┏━━

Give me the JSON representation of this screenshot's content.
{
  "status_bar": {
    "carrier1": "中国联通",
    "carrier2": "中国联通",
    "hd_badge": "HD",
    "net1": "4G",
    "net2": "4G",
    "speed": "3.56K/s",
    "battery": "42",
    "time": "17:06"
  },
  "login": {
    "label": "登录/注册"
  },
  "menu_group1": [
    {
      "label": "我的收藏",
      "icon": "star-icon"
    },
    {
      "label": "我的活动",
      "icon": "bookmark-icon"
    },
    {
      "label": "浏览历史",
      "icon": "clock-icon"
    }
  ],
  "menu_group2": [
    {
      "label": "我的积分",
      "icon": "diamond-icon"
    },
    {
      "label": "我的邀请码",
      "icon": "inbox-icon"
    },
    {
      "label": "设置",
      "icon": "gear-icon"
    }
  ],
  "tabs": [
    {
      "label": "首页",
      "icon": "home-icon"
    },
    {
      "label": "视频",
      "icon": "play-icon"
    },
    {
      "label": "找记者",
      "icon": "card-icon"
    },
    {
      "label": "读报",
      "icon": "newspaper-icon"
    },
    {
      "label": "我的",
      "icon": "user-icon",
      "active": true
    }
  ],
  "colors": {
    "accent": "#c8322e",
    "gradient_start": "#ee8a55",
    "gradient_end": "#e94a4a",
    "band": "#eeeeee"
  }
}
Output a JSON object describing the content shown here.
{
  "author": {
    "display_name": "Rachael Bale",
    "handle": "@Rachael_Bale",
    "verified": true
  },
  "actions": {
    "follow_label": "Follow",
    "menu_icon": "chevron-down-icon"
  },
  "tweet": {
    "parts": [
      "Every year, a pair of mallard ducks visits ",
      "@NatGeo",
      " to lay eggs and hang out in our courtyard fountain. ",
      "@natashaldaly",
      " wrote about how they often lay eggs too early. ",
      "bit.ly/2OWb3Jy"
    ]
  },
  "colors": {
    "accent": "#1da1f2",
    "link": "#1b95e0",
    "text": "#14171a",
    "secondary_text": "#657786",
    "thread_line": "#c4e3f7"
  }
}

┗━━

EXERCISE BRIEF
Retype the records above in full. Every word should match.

SOLUTION TO THE EXERCISE
Give me the JSON representation of this screenshot's content.
{
  "status_bar": {
    "carrier1": "中国联通",
    "carrier2": "中国联通",
    "hd_badge": "HD",
    "net1": "4G",
    "net2": "4G",
    "speed": "3.56K/s",
    "battery": "42",
    "time": "17:06"
  },
  "login": {
    "label": "登录/注册"
  },
  "menu_group1": [
    {
      "label": "我的收藏",
      "icon": "star-icon"
    },
    {
      "label": "我的活动",
      "icon": "bookmark-icon"
    },
    {
      "label": "浏览历史",
      "icon": "clock-icon"
    }
  ],
  "menu_group2": [
    {
      "label": "我的积分",
      "icon": "diamond-icon"
    },
    {
      "label": "我的邀请码",
      "icon": "inbox-icon"
    },
    {
      "label": "设置",
      "icon": "gear-icon"
    }
  ],
  "tabs": [
    {
      "label": "首页",
      "icon": "home-icon"
    },
    {
      "label": "视频",
      "icon": "play-icon"
    },
    {
      "label": "找记者",
      "icon": "card-icon"
    },
    {
      "label": "读报",
      "icon": "newspaper-icon"
    },
    {
      "label": "我的",
      "icon": "user-icon",
      "active": true
    }
  ],
  "colors": {
    "accent": "#c8322e",
    "gradient_start": "#ee8a55",
    "gradient_end": "#e94a4a",
    "band": "#eeeeee"
  }
}
Output a JSON object describing the content shown here.
{
  "author": {
    "display_name": "Rachael Bale",
    "handle": "@Rachael_Bale",
    "verified": true
  },
  "actions": {
    "follow_label": "Follow",
    "menu_icon": "chevron-down-icon"
  },
  "tweet": {
    "parts": [
      "Every year, a pair of mallard ducks visits ",
      "@NatGeo",
      " to lay eggs and hang out in our courtyard fountain. ",
      "@natashaldaly",
      " wrote about how they often lay eggs too early. ",
      "bit.ly/2OWb3Jy"
    ]
  },
  "colors": {
    "accent": "#1da1f2",
    "link": "#1b95e0",
    "text": "#14171a",
    "secondary_text": "#657786",
    "thread_line": "#c4e3f7"
  }
}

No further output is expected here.